* **Provided information**:
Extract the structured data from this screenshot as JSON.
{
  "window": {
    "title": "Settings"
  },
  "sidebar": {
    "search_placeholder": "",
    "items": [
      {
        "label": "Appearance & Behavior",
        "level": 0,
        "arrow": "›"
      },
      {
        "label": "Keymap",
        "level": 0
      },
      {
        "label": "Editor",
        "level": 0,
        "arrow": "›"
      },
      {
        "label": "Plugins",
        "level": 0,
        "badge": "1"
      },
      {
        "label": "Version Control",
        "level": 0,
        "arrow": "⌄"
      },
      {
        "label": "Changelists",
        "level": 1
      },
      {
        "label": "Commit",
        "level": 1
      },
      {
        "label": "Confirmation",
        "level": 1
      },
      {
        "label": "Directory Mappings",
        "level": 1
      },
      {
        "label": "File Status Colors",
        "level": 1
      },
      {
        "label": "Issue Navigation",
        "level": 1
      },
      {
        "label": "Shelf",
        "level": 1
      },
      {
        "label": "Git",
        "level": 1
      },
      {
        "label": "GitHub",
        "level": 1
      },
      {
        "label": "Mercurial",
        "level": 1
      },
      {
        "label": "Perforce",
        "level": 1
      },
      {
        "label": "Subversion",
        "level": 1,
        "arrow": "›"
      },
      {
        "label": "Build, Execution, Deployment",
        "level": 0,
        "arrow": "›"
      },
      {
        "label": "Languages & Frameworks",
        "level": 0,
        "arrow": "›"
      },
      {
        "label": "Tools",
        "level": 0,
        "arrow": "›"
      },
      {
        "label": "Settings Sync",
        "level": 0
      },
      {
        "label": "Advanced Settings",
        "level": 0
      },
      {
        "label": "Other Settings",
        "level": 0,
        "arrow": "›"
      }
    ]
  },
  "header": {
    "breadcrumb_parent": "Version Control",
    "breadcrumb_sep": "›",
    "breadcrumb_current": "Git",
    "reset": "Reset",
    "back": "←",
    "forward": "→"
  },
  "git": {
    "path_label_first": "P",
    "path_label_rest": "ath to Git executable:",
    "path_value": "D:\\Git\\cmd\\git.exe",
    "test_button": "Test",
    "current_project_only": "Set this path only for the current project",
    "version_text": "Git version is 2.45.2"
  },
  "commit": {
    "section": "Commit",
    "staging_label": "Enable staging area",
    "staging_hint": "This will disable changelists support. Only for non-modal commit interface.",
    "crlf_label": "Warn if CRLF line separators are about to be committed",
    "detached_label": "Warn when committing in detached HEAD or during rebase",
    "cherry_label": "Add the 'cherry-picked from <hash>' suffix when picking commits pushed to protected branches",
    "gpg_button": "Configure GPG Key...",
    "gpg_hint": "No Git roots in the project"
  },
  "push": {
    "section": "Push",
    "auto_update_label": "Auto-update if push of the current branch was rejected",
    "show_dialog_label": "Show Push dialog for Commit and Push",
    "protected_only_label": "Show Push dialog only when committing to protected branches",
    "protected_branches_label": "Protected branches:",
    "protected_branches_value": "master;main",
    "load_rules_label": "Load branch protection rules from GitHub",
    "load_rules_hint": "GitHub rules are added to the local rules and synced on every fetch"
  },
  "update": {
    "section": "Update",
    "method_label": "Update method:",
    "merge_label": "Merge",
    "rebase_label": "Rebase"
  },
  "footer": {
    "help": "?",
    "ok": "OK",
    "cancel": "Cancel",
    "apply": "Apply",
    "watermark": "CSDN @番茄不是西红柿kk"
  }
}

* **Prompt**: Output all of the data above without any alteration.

* **Reply to the exercise**:
Extract the structured data from this screenshot as JSON.
{
  "window": {
    "title": "Settings"
  },
  "sidebar": {
    "search_placeholder": "",
    "items": [
      {
        "label": "Appearance & Behavior",
        "level": 0,
        "arrow": "›"
      },
      {
        "label": "Keymap",
        "level": 0
      },
      {
        "label": "Editor",
        "level": 0,
        "arrow": "›"
      },
      {
        "label": "Plugins",
        "level": 0,
        "badge": "1"
      },
      {
        "label": "Version Control",
        "level": 0,
        "arrow": "⌄"
      },
      {
        "label": "Changelists",
        "level": 1
      },
      {
        "label": "Commit",
        "level": 1
      },
      {
        "label": "Confirmation",
        "level": 1
      },
      {
        "label": "Directory Mappings",
        "level": 1
      },
      {
        "label": "File Status Colors",
        "level": 1
      },
      {
        "label": "Issue Navigation",
        "level": 1
      },
      {
        "label": "Shelf",
        "level": 1
      },
      {
        "label": "Git",
        "level": 1
      },
      {
        "label": "GitHub",
        "level": 1
      },
      {
        "label": "Mercurial",
        "level": 1
      },
      {
        "label": "Perforce",
        "level": 1
      },
      {
        "label": "Subversion",
        "level": 1,
        "arrow": "›"
      },
      {
        "label": "Build, Execution, Deployment",
        "level": 0,
        "arrow": "›"
      },
      {
        "label": "Languages & Frameworks",
        "level": 0,
        "arrow": "›"
      },
      {
        "label": "Tools",
        "level": 0,
        "arrow": "›"
      },
      {
        "label": "Settings Sync",
        "level": 0
      },
      {
        "label": "Advanced Settings",
        "level": 0
      },
      {
        "label": "Other Settings",
        "level": 0,
        "arrow": "›"
      }
    ]
  },
  "header": {
    "breadcrumb_parent": "Version Control",
    "breadcrumb_sep": "›",
    "breadcrumb_current": "Git",
    "reset": "Reset",
    "back": "←",
    "forward": "→"
  },
  "git": {
    "path_label_first": "P",
    "path_label_rest": "ath to Git executable:",
    "path_value": "D:\\Git\\cmd\\git.exe",
    "test_button": "Test",
    "current_project_only": "Set this path only for the current project",
    "version_text": "Git version is 2.45.2"
  },
  "commit": {
    "section": "Commit",
    "staging_label": "Enable staging area",
    "staging_hint": "This will disable changelists support. Only for non-modal commit interface.",
    "crlf_label": "Warn if CRLF line separators are about to be committed",
    "detached_label": "Warn when committing in detached HEAD or during rebase",
    "cherry_label": "Add the 'cherry-picked from <hash>' suffix when picking commits pushed to protected branches",
    "gpg_button": "Configure GPG Key...",
    "gpg_hint": "No Git roots in the project"
  },
  "push": {
    "section": "Push",
    "auto_update_label": "Auto-update if push of the current branch was rejected",
    "show_dialog_label": "Show Push dialog for Commit and Push",
    "protected_only_label": "Show Push dialog only when committing to protected branches",
    "protected_branches_label": "Protected branches:",
    "protected_branches_value": "master;main",
    "load_rules_label": "Load branch protection rules from GitHub",
    "load_rules_hint": "GitHub rules are added to the local rules and synced on every fetch"
  },
  "update": {
    "section": "Update",
    "method_label": "Update method:",
    "merge_label": "Merge",
    "rebase_label": "Rebase"
  },
  "footer": {
    "help": "?",
    "ok": "OK",
    "cancel": "Cancel",
    "apply": "Apply",
    "watermark": "CSDN @番茄不是西红柿kk"
  }
}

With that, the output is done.